Source records:
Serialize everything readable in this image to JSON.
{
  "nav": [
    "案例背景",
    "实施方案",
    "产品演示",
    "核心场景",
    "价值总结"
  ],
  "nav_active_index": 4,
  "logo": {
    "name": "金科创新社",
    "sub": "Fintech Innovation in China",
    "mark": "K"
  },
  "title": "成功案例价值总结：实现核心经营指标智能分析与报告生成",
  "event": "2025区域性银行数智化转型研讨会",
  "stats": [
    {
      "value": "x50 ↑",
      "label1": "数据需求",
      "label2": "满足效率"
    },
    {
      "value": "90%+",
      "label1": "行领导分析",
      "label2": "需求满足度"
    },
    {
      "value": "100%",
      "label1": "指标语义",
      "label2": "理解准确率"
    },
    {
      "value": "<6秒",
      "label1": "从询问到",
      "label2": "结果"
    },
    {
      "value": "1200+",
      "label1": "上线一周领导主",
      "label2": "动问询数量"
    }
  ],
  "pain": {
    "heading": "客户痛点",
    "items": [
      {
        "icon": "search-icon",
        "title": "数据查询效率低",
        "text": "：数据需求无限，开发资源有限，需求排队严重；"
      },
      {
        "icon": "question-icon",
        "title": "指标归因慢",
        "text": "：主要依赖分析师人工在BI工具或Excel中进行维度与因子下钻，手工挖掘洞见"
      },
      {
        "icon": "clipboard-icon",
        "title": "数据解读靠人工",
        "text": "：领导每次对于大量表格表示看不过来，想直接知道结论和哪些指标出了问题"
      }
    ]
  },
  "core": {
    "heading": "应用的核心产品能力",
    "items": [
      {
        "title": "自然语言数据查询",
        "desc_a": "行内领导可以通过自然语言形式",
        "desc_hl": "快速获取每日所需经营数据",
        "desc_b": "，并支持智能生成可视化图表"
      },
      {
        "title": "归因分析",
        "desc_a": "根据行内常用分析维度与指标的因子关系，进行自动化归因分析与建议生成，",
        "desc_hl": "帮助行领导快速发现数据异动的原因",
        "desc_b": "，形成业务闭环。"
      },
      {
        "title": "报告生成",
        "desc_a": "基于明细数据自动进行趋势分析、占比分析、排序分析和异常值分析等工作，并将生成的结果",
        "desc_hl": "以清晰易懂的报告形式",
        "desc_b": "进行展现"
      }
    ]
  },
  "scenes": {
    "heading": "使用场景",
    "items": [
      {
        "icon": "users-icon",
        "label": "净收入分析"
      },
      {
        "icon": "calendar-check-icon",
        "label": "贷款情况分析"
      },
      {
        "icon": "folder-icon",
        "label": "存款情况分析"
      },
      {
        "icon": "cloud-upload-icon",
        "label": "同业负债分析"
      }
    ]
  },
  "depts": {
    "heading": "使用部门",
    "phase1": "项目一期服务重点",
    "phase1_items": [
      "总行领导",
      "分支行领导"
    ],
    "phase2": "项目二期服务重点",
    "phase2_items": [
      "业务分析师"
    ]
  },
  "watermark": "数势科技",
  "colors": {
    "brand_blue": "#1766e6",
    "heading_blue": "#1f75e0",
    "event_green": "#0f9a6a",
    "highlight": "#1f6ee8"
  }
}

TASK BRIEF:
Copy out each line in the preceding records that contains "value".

ANSWER SECTION:
      "value": "x50 ↑",
      "value": "90%+",
      "value": "100%",
      "value": "<6秒",
      "value": "1200+",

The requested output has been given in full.